Activity:
Each line of the listing below that includes "share" should be reported.

*** Block opens ***

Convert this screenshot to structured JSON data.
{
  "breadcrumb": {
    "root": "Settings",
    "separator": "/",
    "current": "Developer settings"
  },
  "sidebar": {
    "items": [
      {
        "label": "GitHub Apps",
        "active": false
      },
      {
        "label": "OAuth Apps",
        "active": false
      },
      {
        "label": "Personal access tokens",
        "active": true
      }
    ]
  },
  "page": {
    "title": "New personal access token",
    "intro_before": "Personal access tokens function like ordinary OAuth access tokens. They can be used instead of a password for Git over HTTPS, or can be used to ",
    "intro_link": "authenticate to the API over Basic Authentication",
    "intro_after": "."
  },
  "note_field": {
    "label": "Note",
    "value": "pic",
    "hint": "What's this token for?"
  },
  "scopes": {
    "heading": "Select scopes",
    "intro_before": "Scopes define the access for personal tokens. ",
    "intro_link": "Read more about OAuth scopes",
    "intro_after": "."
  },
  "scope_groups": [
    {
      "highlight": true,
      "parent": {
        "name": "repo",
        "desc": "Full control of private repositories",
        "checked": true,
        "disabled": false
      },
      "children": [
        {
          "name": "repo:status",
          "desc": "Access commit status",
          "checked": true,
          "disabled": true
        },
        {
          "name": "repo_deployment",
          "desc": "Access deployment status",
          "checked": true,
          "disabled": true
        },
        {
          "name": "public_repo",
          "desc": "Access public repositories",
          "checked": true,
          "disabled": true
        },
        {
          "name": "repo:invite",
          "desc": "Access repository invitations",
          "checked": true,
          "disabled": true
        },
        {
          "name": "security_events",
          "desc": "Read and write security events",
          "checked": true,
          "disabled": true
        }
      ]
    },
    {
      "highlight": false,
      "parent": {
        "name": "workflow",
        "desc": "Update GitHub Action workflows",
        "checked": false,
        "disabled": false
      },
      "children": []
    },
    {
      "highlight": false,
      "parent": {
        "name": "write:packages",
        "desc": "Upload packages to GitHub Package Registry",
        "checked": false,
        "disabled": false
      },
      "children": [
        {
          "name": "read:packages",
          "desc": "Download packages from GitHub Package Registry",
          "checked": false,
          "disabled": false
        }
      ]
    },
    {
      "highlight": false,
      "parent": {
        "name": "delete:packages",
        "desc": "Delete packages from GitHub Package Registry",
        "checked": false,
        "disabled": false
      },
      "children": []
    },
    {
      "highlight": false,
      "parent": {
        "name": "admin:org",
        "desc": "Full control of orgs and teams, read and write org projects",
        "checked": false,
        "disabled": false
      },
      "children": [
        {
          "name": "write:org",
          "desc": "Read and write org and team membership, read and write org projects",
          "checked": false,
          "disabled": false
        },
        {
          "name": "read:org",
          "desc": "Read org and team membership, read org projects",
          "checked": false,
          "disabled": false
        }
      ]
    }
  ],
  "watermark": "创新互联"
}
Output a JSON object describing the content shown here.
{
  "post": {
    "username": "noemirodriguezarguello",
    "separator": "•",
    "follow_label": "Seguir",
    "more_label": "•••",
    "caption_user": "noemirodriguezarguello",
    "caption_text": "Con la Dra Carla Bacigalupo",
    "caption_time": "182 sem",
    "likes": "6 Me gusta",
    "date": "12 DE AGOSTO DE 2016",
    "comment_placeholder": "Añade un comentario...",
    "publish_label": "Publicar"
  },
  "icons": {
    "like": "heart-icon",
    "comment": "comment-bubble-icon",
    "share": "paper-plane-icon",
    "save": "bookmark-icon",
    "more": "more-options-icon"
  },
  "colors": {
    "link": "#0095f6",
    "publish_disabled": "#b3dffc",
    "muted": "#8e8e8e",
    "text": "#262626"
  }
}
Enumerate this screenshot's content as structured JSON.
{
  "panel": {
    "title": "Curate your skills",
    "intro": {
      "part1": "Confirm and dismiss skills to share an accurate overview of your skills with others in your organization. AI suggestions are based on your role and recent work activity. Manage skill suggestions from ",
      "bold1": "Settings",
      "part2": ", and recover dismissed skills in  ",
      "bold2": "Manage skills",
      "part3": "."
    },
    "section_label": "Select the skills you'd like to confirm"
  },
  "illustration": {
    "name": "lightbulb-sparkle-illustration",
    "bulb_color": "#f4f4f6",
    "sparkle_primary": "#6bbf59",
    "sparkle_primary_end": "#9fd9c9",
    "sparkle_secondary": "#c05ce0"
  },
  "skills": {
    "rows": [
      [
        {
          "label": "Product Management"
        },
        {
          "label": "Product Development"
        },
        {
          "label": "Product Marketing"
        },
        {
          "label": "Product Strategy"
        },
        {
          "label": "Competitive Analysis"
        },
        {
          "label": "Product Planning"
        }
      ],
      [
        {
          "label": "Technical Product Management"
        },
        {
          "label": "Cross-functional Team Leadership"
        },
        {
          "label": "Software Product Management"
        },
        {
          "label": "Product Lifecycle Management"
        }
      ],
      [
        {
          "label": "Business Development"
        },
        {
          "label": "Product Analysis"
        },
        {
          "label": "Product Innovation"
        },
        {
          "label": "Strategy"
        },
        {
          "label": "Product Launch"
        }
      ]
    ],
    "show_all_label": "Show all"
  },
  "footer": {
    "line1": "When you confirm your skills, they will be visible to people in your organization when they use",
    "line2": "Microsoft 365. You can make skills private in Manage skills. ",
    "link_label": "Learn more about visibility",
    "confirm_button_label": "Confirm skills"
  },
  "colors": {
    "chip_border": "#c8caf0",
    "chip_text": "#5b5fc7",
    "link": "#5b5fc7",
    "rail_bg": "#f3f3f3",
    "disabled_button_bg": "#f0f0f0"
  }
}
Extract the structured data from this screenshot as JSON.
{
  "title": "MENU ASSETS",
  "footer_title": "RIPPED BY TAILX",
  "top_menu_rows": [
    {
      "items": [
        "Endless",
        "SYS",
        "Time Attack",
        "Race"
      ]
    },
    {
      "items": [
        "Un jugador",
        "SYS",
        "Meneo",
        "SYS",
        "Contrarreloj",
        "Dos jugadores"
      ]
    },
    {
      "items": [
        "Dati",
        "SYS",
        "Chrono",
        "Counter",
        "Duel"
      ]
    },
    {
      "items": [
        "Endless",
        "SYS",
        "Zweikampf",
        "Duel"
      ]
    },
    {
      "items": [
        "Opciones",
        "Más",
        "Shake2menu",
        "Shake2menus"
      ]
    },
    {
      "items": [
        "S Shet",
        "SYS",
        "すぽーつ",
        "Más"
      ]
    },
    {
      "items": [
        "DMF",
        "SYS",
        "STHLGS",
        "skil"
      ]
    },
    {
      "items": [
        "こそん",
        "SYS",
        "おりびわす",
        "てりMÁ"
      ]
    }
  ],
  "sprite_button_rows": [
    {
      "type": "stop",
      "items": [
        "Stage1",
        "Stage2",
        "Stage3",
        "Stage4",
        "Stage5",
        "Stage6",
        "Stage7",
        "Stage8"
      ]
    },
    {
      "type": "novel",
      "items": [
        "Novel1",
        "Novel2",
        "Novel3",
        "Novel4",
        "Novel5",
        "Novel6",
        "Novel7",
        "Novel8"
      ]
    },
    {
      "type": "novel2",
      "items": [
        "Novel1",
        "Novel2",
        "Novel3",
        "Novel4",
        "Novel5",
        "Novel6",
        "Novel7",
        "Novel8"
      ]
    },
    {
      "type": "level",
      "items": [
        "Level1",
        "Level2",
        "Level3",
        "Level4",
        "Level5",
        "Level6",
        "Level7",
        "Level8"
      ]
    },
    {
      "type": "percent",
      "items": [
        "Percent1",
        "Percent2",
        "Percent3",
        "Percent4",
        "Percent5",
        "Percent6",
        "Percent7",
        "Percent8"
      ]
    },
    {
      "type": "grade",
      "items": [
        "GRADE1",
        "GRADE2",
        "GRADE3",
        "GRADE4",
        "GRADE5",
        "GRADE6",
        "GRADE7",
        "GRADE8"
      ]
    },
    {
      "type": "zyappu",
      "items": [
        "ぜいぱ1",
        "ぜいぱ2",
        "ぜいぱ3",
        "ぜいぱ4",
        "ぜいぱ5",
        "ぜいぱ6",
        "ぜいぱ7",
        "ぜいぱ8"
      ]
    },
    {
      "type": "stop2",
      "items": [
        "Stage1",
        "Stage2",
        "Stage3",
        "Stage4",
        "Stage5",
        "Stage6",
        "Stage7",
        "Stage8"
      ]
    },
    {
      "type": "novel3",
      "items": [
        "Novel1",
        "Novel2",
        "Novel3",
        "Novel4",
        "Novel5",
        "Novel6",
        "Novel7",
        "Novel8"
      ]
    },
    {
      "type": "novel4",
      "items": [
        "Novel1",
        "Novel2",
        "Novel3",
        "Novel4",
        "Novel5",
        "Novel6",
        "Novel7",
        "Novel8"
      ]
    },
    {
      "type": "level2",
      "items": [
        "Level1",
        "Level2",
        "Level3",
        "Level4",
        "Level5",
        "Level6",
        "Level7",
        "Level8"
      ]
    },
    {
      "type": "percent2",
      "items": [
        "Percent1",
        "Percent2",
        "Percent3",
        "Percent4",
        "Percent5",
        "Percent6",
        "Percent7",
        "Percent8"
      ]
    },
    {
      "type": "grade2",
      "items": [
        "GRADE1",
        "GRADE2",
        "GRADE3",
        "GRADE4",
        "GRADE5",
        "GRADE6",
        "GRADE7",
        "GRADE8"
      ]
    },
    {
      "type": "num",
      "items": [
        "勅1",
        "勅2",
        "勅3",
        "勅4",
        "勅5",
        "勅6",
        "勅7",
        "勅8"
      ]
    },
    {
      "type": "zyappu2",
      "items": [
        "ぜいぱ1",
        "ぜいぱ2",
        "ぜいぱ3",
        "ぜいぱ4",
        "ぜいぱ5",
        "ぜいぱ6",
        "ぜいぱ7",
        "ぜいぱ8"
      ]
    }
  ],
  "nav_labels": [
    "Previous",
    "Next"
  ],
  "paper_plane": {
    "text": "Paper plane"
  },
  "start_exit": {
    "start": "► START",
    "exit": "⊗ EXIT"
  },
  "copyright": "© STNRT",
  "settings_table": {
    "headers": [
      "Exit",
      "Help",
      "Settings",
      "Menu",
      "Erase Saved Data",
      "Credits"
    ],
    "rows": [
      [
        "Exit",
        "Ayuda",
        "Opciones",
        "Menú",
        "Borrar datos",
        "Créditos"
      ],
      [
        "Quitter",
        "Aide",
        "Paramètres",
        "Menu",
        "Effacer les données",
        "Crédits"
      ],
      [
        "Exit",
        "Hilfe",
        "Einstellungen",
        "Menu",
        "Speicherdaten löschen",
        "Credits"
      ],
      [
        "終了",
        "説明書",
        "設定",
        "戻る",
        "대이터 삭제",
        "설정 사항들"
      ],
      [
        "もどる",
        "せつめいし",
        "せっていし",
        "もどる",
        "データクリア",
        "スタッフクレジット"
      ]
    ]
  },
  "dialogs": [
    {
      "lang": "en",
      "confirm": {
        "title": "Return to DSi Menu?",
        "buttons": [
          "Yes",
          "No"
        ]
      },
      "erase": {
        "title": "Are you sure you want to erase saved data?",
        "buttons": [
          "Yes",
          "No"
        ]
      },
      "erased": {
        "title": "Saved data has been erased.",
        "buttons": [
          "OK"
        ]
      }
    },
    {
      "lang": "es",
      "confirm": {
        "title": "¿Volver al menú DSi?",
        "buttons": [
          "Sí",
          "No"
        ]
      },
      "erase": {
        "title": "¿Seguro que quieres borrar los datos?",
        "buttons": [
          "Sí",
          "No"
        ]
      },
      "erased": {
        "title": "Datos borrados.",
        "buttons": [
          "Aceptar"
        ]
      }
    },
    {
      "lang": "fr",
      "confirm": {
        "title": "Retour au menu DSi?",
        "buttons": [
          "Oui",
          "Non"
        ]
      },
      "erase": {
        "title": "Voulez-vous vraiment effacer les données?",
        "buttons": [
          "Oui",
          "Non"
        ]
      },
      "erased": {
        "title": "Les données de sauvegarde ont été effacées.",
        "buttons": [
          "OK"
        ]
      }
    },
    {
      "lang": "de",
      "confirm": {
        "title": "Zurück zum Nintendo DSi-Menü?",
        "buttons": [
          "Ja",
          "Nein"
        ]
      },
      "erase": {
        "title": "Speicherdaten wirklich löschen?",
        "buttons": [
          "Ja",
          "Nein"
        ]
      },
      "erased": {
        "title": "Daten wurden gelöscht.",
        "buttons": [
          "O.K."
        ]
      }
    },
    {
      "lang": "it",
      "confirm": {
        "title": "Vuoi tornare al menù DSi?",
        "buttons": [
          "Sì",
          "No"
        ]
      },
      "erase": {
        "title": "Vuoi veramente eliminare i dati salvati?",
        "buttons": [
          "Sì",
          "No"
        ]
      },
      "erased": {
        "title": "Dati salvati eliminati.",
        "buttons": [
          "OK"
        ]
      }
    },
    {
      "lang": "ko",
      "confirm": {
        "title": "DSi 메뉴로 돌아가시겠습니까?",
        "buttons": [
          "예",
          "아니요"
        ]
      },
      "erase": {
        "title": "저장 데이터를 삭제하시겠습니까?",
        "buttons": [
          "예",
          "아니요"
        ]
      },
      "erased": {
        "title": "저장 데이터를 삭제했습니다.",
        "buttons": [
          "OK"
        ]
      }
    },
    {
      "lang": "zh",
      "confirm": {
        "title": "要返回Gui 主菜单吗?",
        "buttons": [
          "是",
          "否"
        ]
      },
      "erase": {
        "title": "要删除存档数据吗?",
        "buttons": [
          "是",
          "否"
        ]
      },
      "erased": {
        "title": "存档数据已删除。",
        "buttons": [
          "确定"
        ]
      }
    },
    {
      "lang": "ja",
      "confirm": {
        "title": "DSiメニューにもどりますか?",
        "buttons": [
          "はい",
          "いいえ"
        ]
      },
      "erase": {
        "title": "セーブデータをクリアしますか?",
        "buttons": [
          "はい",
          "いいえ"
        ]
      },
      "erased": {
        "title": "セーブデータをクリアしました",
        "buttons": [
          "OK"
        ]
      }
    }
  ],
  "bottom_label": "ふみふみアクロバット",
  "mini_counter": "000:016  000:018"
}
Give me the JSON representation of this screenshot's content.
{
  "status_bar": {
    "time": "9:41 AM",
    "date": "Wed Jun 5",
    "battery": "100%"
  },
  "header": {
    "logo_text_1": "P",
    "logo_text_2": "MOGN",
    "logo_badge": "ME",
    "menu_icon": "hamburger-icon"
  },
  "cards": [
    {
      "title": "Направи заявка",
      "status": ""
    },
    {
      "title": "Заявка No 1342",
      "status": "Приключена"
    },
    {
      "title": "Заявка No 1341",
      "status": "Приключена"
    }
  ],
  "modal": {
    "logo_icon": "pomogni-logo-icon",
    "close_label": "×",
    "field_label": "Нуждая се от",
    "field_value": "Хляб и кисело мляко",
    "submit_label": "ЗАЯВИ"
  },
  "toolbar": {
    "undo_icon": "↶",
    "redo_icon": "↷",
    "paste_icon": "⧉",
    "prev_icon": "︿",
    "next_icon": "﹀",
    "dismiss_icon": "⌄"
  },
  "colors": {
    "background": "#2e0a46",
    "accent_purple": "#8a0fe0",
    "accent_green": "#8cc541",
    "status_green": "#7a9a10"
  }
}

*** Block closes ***

Response to this exercise:
    "share": "paper-plane-icon",
      "part1": "Confirm and dismiss skills to share an accurate overview of your skills with others in your organization. AI suggestions are based on your role and recent work activity. Manage skill suggestions from ",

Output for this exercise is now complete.